RTÉ ‘Seascapes’ presenter prepares to come ashore for last time

Marcus Connaughton leaves ‘niche’ radio show with ‘remarkable following’ after 15 years

Marcus Connaughton will drop his anchor and come ashore for the final time on Friday. Photograph: Seascapes/Twitter

Marcus Connaughton will drop his anchor and come ashore for the final time on Friday. Photograph: Seascapes/Twitter


When he drops anchor and comes ashore for the final time on Friday night after presenting his last edition of Seascapes, Marcus Connaughton will have completed a near epic voyage on the airwaves that has taken him all around the Irish coastline and up more than a few inland waterways.

For the past 15 years, Connaughton has been involved with Seascapes in one role or another - firstly producing the popular RTÉ Radio 1 show when it was presented by then RTÉ Marine Correspondent Tom McSweeney and then taking over as presenter when McSweeney retired in 2009.

“When Tom was presenting the show, he was the Marine Correspondent, it was news driven whereas when I started doing it, I hadn’t the resources to make it a news driven programme so it became more features driven,” said the Raheny-born Connaughton who turns 65 on Saturday.

Friday night will be the 1,427th edition of the programme and among the highlights for Connaughton, who joined RTÉ 29 years ago as a producer after a career in the record industry, is an interview he did last year with novelist, Dermot Bolger about his novel, The Lonely Sea and Sky.

“Dermot’s late father was a seafarer from Wexford and the novel was inspired by the story of the MV Kerlogue and is a fine tribute to the Irish sailors who risked their lives sailing through war time waters to keep Ireland supplied - Dermot is so articulate and descriptive, it’s a definite highlight.”

For Connaughton, producing and presenting Seascapes has enabled him to meet some of the fascinating people around the Irish coast and along the inland water ways and hear their stories - something which has ensured a great variety to the show.
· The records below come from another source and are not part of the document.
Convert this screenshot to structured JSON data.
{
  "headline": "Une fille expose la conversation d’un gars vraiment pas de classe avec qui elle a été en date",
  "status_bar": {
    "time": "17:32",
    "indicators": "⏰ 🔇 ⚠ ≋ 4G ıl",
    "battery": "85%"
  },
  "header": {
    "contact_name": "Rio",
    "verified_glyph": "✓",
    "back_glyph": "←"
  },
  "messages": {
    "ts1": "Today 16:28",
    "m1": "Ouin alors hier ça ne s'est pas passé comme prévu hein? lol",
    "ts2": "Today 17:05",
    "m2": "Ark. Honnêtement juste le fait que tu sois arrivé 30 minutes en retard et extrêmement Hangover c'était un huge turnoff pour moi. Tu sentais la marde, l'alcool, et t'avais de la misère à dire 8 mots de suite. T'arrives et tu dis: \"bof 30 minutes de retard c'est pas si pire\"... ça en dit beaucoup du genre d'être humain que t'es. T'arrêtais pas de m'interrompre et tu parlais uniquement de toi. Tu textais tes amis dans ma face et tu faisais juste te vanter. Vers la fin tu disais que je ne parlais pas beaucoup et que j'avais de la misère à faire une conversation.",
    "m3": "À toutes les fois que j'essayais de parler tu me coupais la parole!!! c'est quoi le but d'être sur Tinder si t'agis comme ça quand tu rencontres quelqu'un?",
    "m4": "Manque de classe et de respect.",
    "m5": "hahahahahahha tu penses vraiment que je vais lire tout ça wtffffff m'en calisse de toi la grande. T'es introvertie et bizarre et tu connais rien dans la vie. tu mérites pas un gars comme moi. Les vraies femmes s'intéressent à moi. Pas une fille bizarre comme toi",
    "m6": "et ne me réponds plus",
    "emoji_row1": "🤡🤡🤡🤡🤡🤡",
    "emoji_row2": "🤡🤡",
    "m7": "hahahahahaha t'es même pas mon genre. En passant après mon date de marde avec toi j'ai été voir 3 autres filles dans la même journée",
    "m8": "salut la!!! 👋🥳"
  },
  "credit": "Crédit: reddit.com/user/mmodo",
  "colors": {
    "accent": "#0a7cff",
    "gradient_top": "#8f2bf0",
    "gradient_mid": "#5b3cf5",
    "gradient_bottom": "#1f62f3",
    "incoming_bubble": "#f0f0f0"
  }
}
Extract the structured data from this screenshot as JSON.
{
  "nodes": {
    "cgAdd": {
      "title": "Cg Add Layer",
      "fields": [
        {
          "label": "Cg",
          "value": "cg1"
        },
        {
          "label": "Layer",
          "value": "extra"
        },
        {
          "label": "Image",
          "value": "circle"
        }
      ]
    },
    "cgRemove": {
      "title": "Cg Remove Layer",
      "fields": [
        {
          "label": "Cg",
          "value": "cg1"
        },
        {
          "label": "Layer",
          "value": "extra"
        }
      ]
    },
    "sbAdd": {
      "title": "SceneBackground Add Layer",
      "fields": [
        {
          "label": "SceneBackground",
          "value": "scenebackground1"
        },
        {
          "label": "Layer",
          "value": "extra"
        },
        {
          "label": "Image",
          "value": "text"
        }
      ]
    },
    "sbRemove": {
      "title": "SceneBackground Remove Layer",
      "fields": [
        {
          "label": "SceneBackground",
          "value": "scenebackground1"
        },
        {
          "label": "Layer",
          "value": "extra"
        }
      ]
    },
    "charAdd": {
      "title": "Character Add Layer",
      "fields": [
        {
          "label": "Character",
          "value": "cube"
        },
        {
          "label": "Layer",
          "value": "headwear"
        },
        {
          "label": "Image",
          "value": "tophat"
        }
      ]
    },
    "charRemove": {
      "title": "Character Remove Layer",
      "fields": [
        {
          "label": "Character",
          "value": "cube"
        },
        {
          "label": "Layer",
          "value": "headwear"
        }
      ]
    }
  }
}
Assisting him in that regard are a pool of contributors such as Hugh Oram and Norman Freeman as well as Gerry Flynn from Inshore Ireland, Lorna Siggins of The Irish Times and countless members of the RNLI from stations around the country who help make the programme so eclectic.

And it’s a formula that works - as Connaughton explains: “It’s extraordinary the number of people who don’t have a connection with the sea and yet listen to the programme - I’ve really enjoyed my stint on Seascapes - it’s a niche programme but with a remarkable following.”

Connaughton is somewhat coy about his last show but, perhaps not surprisingly for a serious music aficionado with a love of folk, rock and blues who once played Motorhead’s Ace of Spades on the show to mark a Metal Cruise out of Tilbury Docks, he plans to include some music on Friday night.

“I have a few surprises coming out of the Seascapes locker but one I can declare, is an interview I did with Ian Gillan of Deep Purple back in 1993 when he described to me how he and Jon Lord wrote Smoke on the Water, so listeners will get to hear that - it’s all about finding the unlikely.”